• A gift in a will to the children of a named individual who were born during the lifetime of the testatrix (Trower v Butts 1 S & St 181, which he expressly approved).
It is important to note that considering the reason and motive of the gift does not mean that the court can simply interpret the will to give effect to what the testator would have wanted (see, for example, Benefit to the child's parent is not sufficient).
Benefit as a member of a class and contingent benefit are sufficient
For the fictional construction to apply, it is sufficient for the child to benefit as a member of a class and for the benefit to be contingent(Pearce v Carrington (1873) LR 8 Ch 969). A testator created a trust for his daughter's children at 21, but included a gift over to other beneficiaries if his daughter survived his wife for five years and had not had any children at that date. On the fifth anniversary of his wife's death, his daughter was pregnant with her first child. The court applied the fictional construction to save the gift for a class of beneficiaries to which the unborn child would belong when born.
Benefit to the child's parent is not sufficient

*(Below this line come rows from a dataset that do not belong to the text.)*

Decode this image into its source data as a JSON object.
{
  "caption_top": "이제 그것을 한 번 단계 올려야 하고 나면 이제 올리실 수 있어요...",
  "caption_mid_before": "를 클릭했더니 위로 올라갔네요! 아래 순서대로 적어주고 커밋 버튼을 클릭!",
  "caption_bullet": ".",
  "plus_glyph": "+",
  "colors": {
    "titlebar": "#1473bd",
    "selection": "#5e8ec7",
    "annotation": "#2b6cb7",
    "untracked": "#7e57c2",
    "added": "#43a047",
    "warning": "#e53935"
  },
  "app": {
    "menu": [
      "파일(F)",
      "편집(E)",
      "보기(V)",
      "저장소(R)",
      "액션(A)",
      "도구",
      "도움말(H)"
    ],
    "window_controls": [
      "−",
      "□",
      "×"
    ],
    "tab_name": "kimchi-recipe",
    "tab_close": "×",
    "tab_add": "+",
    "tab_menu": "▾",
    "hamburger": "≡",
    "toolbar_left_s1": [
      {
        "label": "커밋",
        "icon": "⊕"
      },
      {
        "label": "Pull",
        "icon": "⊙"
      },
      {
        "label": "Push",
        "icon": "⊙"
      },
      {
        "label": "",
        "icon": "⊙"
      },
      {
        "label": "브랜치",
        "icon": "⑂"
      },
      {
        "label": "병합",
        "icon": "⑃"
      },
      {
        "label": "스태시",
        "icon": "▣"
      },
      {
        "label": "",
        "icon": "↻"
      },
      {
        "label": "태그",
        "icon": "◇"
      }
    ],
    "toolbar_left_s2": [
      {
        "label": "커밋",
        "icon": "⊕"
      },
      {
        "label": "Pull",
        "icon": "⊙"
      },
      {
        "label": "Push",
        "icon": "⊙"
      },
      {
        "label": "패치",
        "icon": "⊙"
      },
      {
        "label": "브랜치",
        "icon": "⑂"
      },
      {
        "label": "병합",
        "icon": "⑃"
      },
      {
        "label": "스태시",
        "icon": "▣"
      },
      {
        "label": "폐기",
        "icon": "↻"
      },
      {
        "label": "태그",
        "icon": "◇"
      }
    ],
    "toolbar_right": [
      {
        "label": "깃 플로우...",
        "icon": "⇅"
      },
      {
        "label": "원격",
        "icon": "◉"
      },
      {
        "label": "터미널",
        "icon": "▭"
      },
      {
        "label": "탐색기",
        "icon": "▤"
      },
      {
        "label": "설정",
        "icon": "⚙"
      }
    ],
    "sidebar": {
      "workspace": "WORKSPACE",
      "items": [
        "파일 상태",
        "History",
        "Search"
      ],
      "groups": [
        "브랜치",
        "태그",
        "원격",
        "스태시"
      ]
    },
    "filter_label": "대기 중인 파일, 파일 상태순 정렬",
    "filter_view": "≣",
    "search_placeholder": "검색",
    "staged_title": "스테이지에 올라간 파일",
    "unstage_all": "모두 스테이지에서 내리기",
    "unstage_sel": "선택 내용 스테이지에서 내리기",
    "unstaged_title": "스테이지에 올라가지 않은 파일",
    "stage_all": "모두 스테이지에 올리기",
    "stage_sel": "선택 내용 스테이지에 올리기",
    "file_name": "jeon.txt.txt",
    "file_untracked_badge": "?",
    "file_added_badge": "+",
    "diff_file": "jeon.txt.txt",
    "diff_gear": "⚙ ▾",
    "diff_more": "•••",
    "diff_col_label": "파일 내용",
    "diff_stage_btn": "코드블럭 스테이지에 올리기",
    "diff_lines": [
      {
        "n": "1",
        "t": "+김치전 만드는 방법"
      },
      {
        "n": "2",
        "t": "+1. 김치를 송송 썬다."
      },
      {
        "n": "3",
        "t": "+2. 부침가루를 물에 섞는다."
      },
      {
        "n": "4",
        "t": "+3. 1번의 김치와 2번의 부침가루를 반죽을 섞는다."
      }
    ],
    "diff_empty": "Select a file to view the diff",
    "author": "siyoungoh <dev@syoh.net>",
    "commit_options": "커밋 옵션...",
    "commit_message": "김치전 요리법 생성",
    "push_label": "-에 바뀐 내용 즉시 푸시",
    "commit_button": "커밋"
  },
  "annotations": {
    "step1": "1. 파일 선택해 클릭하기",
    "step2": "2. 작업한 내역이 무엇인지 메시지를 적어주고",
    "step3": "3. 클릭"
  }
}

A gift to a child's parent is not a direct benefit to a child under the terms of the instrument, because the parent may dissipate the assets or leave them to somebody else (Elliot v Joicey). Mrs Elliot exercised a power of appointmentunder her father's will to create trusts for her three sons. The trusts gave a right to income to her sons for the 21 years following her death. If a son died within that period without exercising his own power of appointment, there was a default gift to the son absolutely if he left issuewho survived him with a gift over to her other sons if he did not leave issue who survived him. Her son Thomas died before the end of the period and his wife gave birth to a child shortly after his death. The House of Lords held that there was no direct benefit to Thomas's posthumous child, so the exception to the general rule did not apply and the gift over to his brothers could take effect.
This is an example of a case where Mrs Elliot might well, if asked, have wanted the gift to